Packed full of excellent one-liners from the mind of The West Wing's creenwriter, Aaron Sorkin, the movie goes to great lengths not to create any heroes or villains.
Jesse Eisenberg plays the Harvard undergraduate turned Facebook CEO Mark Zuckerberg as a highly intelligent but socially inept student who created the biggest internet phenomenon of the past decade after being dumped by his girlfriend Erica Albright (Rooney Mara). Blending a naïve innocence with a steely determination, Eisenberg is excellent and at the heart of the movie.
In a startling opening dinner scene, Erica dumps Mark with the assessment that "dating you is like going out with a StairMaster". She adds: "Although he may think people don't like him because he's a nerd, it's actually because he's an asshole." Zuckerberg then spends a drunken night blogging inanities about his former belle and creating a website called Facemash that allows users to compare and rate the relative attractiveness of girls at Harvard. And so the scene is set.
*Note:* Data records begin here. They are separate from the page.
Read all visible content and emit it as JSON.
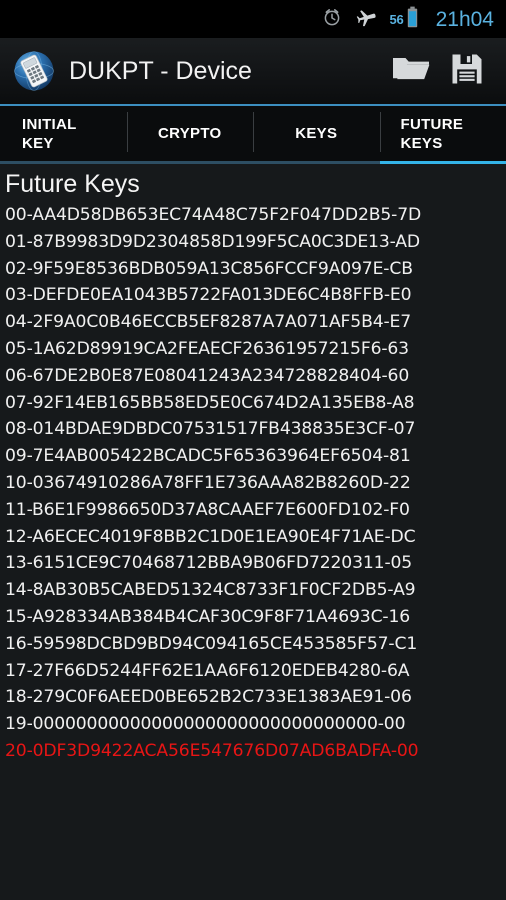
{
  "status_bar": {
    "icons": [
      "alarm-clock-icon",
      "airplane-mode-icon",
      "battery-icon"
    ],
    "battery_percent": "56",
    "time": "21h04",
    "accent_color": "#5ab2e0"
  },
  "action_bar": {
    "app_icon": "dukpt-app-icon",
    "title": "DUKPT - Device",
    "actions": [
      {
        "name": "open-folder-icon",
        "label": "Open"
      },
      {
        "name": "save-disk-icon",
        "label": "Save"
      }
    ],
    "divider_color": "#3c8fbf"
  },
  "tabs": {
    "selected_index": 3,
    "indicator_color": "#34b4e8",
    "items": [
      {
        "label": "INITIAL\nKEY",
        "name": "tab-initial-key"
      },
      {
        "label": "CRYPTO",
        "name": "tab-crypto"
      },
      {
        "label": "KEYS",
        "name": "tab-keys"
      },
      {
        "label": "FUTURE\nKEYS",
        "name": "tab-future-keys"
      }
    ]
  },
  "main": {
    "section_title": "Future Keys",
    "highlight_color": "#e81515",
    "text_color": "#f0f0f0",
    "keys": [
      {
        "text": "00-AA4D58DB653EC74A48C75F2F047DD2B5-7D",
        "highlighted": false
      },
      {
        "text": "01-87B9983D9D2304858D199F5CA0C3DE13-AD",
        "highlighted": false
      },
      {
        "text": "02-9F59E8536BDB059A13C856FCCF9A097E-CB",
        "highlighted": false
      },
      {
        "text": "03-DEFDE0EA1043B5722FA013DE6C4B8FFB-E0",
        "highlighted": false
      },
      {
        "text": "04-2F9A0C0B46ECCB5EF8287A7A071AF5B4-E7",
        "highlighted": false
      },
      {
        "text": "05-1A62D89919CA2FEAECF26361957215F6-63",
        "highlighted": false
      },
      {
        "text": "06-67DE2B0E87E08041243A234728828404-60",
        "highlighted": false
      },
      {
        "text": "07-92F14EB165BB58ED5E0C674D2A135EB8-A8",
        "highlighted": false
      },
      {
        "text": "08-014BDAE9DBDC07531517FB438835E3CF-07",
        "highlighted": false
      },
      {
        "text": "09-7E4AB005422BCADC5F65363964EF6504-81",
        "highlighted": false
      },
      {
        "text": "10-03674910286A78FF1E736AAA82B8260D-22",
        "highlighted": false
      },
      {
        "text": "11-B6E1F9986650D37A8CAAEF7E600FD102-F0",
        "highlighted": false
      },
      {
        "text": "12-A6ECEC4019F8BB2C1D0E1EA90E4F71AE-DC",
        "highlighted": false
      },
      {
        "text": "13-6151CE9C70468712BBA9B06FD7220311-05",
        "highlighted": false
      },
      {
        "text": "14-8AB30B5CABED51324C8733F1F0CF2DB5-A9",
        "highlighted": false
      },
      {
        "text": "15-A928334AB384B4CAF30C9F8F71A4693C-16",
        "highlighted": false
      },
      {
        "text": "16-59598DCBD9BD94C094165CE453585F57-C1",
        "highlighted": false
      },
      {
        "text": "17-27F66D5244FF62E1AA6F6120EDEB4280-6A",
        "highlighted": false
      },
      {
        "text": "18-279C0F6AEED0BE652B2C733E1383AE91-06",
        "highlighted": false
      },
      {
        "text": "19-00000000000000000000000000000000-00",
        "highlighted": false
      },
      {
        "text": "20-0DF3D9422ACA56E547676D07AD6BADFA-00",
        "highlighted": true
      }
    ]
  }
}
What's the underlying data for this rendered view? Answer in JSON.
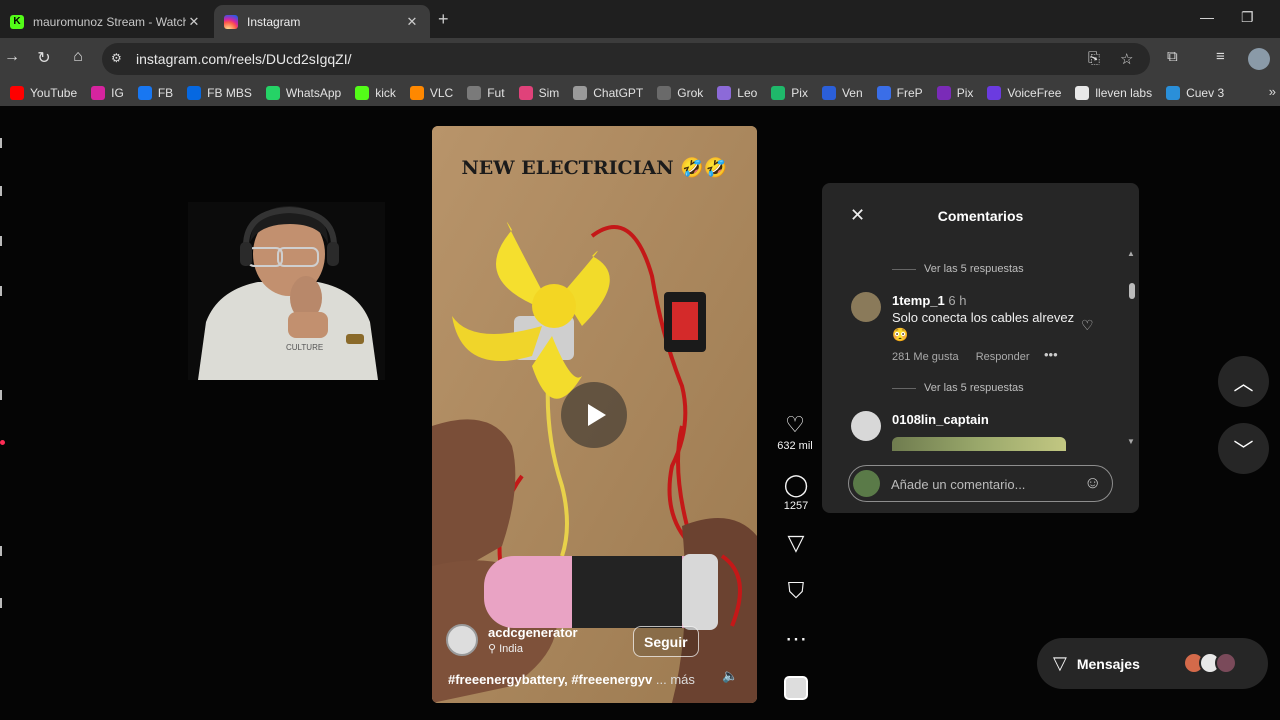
{
  "browser": {
    "tabs": [
      {
        "title": "mauromunoz Stream - Watch Li",
        "active": false
      },
      {
        "title": "Instagram",
        "active": true
      }
    ],
    "new_tab_icon": "plus-icon",
    "url": "instagram.com/reels/DUcd2sIgqZI/",
    "bookmarks": [
      {
        "label": "YouTube",
        "color": "#ff0000"
      },
      {
        "label": "IG",
        "color": "#d6249f"
      },
      {
        "label": "FB",
        "color": "#1877f2"
      },
      {
        "label": "FB MBS",
        "color": "#0668e1"
      },
      {
        "label": "WhatsApp",
        "color": "#25d366"
      },
      {
        "label": "kick",
        "color": "#53fc18"
      },
      {
        "label": "VLC",
        "color": "#ff8800"
      },
      {
        "label": "Fut",
        "color": "#7a7a7a"
      },
      {
        "label": "Sim",
        "color": "#e0427a"
      },
      {
        "label": "ChatGPT",
        "color": "#9a9a9a"
      },
      {
        "label": "Grok",
        "color": "#6a6a6a"
      },
      {
        "label": "Leo",
        "color": "#8c6ad8"
      },
      {
        "label": "Pix",
        "color": "#1fb86a"
      },
      {
        "label": "Ven",
        "color": "#2b5fd9"
      },
      {
        "label": "FreP",
        "color": "#3a6ee8"
      },
      {
        "label": "Pix",
        "color": "#7a2bb8"
      },
      {
        "label": "VoiceFree",
        "color": "#6b3be0"
      },
      {
        "label": "lleven labs",
        "color": "#e8e8e8"
      },
      {
        "label": "Cuev 3",
        "color": "#2a8fd9"
      }
    ]
  },
  "reel": {
    "overlay_title": "NEW ELECTRICIAN 🤣🤣",
    "author": "acdcgenerator",
    "location": "India",
    "follow_label": "Seguir",
    "caption": "#freeenergybattery, #freeenergyv",
    "caption_more": "... más",
    "actions": {
      "likes": "632 mil",
      "comments": "1257"
    }
  },
  "comments_panel": {
    "title": "Comentarios",
    "view_replies": "Ver las 5 respuestas",
    "comments": [
      {
        "user": "1temp_1",
        "time": "6 h",
        "text": "Solo conecta los cables alrevez 😳",
        "likes": "281 Me gusta",
        "reply": "Responder"
      },
      {
        "user": "0108lin_captain"
      }
    ],
    "input_placeholder": "Añade un comentario..."
  },
  "messages": {
    "label": "Mensajes"
  }
}
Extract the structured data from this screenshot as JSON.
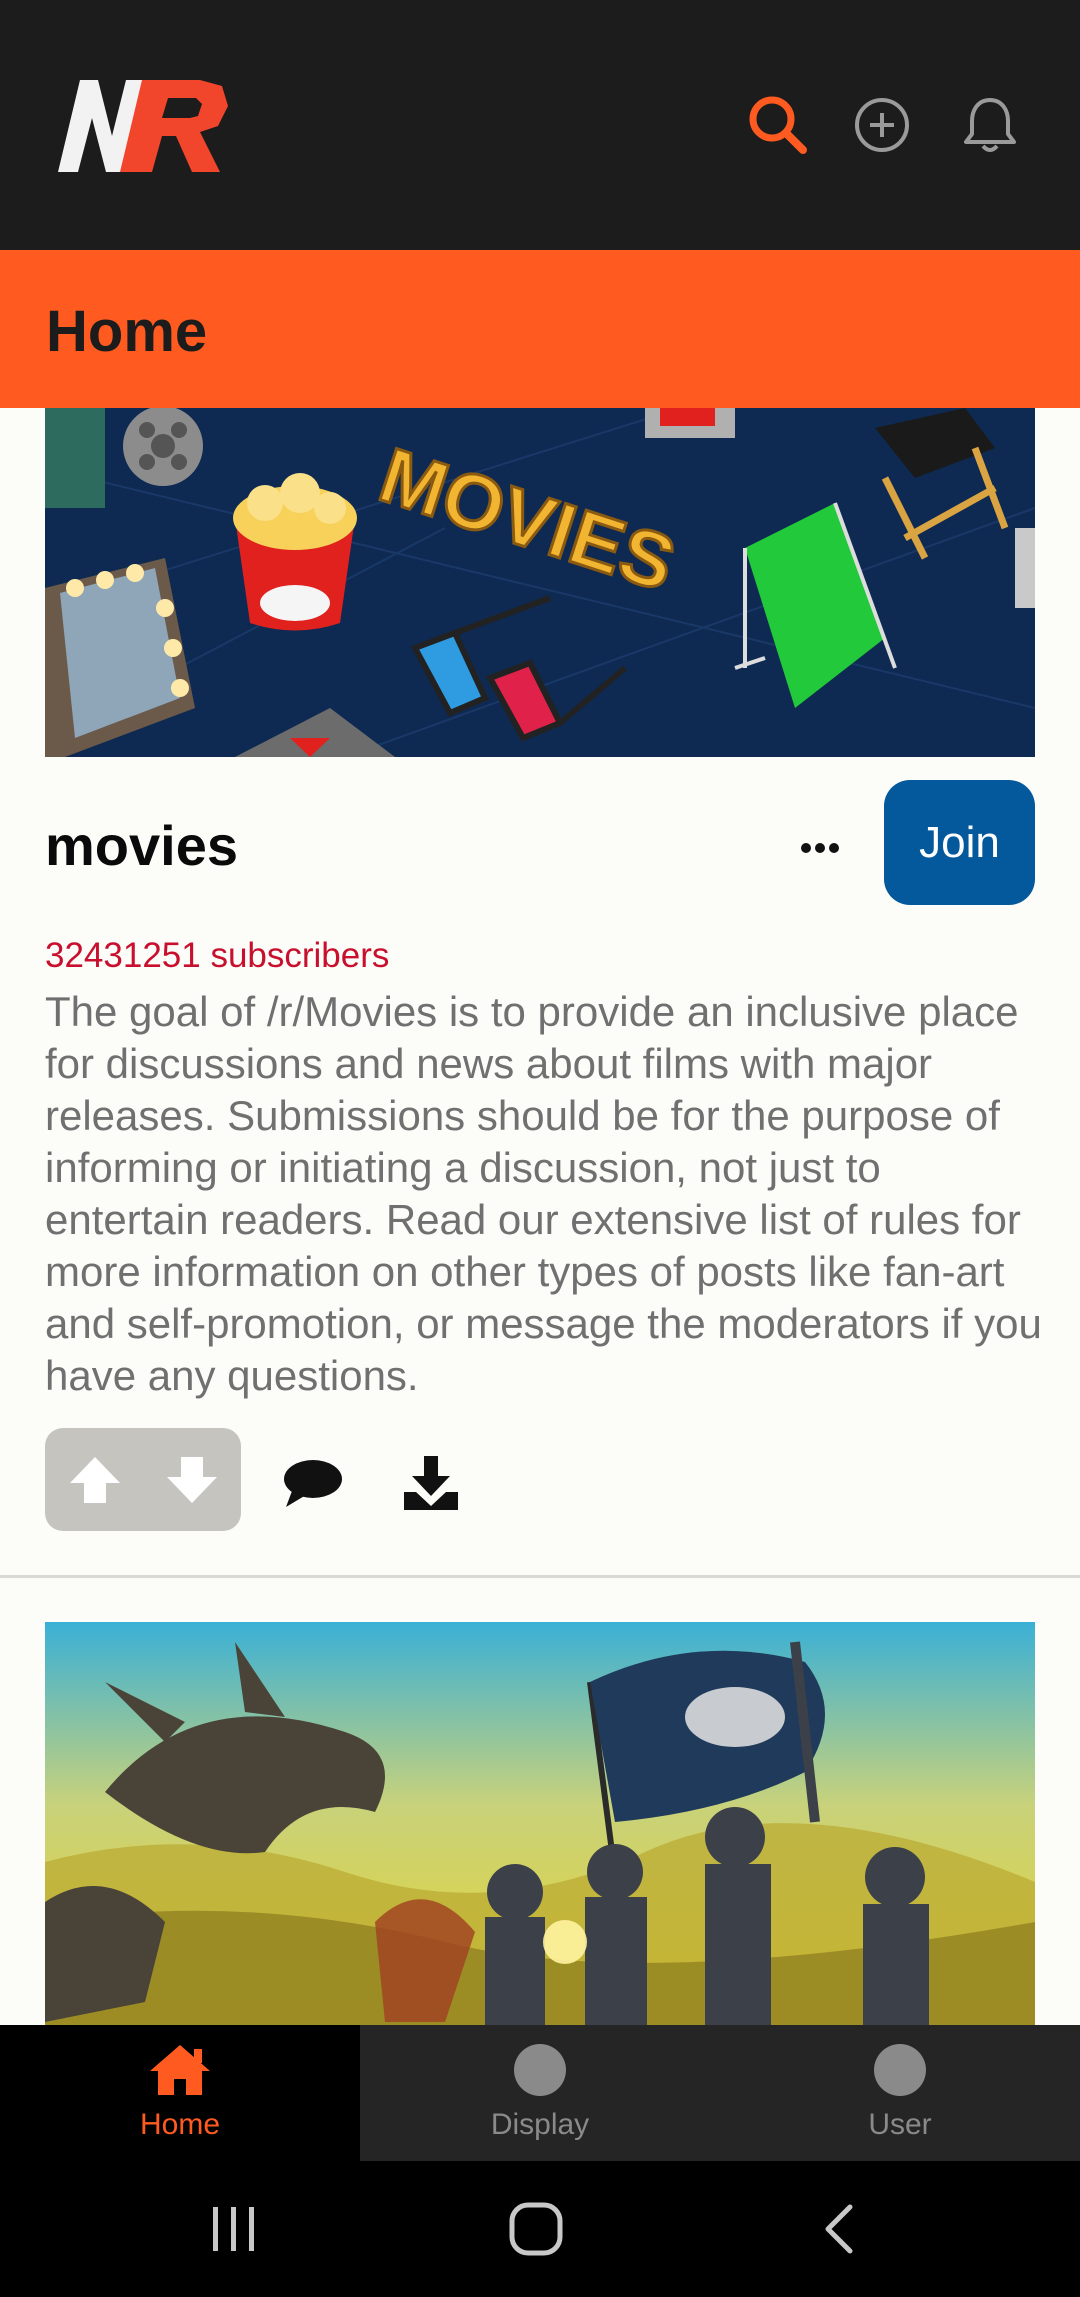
{
  "app": {
    "logo_text": "NR",
    "accent_color": "#FF5A1F",
    "top_icons": [
      "search-icon",
      "add-circle-icon",
      "bell-icon"
    ]
  },
  "header": {
    "title": "Home"
  },
  "post": {
    "banner_text": "MOVIES",
    "community": "movies",
    "join_label": "Join",
    "subscribers": "32431251 subscribers",
    "description": "The goal of /r/Movies is to provide an inclusive place for discussions and news about films with major releases. Submissions should be for the purpose of informing or initiating a discussion, not just to entertain readers. Read our extensive list of rules for more information on other types of posts like fan-art and self-promotion, or message the moderators if you have any questions.",
    "actions": [
      "upvote-icon",
      "downvote-icon",
      "comment-icon",
      "download-icon"
    ]
  },
  "bottom_nav": {
    "items": [
      {
        "label": "Home",
        "icon": "home-icon",
        "active": true
      },
      {
        "label": "Display",
        "icon": "circle-icon",
        "active": false
      },
      {
        "label": "User",
        "icon": "circle-icon",
        "active": false
      }
    ]
  },
  "system_nav": [
    "recents-icon",
    "home-button-icon",
    "back-icon"
  ]
}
The person affected most by Zuckerberg's behaviour is his classmate and Facebook co-founder Eduardo Saverin. British actor Andrew Garfield gives a fine performance as Saverin, who helps Zuckerberg to overcome his heartbreak and fulfil his ambition of creating a social network on the web.
The problem with Saverin is that he is not as clued up as Zuckerberg, and is unaware that the way to make money online is to first build a following and only then to seek revenue streams through advertising. The irony is that it's the nerdy Zuckerberg who realises more than anyone that being cool is the most powerful and valuable weapon the website can have.
Fincher is a director famed for his visual panache. The finest trick in The Social Network may not be obvious to viewers as it is so expertly done. Male model Josh Pence and actor Armie Hammer play the twins Cameron and Tyler Winklevoss, with Hammer's face superimposed onto Pence's body. The twins rowed for the US Olympic team in Beijing and won damages from Zuckerberg after they claimed he stole their idea. They could easily have been portrayed as opportunist jocks, but Hammer does a good job of giving each twin an individual personality. Fincher is at pains to show that everyone involved in the legal talks believed they were in the right. That he does so successfully is what makes the action so riveting. The director refuses to take sides. The jumps between the lawyer's office and flashback scenes is dextrously done, with sentences in the historical scenes seamlessly finished by characters talking to the lawyers.
What comes across less well is a sense of time. We are also given little feeling of the protagonists' lives away from the university dorm.
If there is a villain of the piece it is the Napster founder Sean Parker, played by Justin Timberlake. He is a revelation, and plays Parker as cocksure, arrogant and egocentric – ironically, the same qualities that convinced Zuckerberg to give him a share in Facebook and make it the ubiquitous internet tool it is today.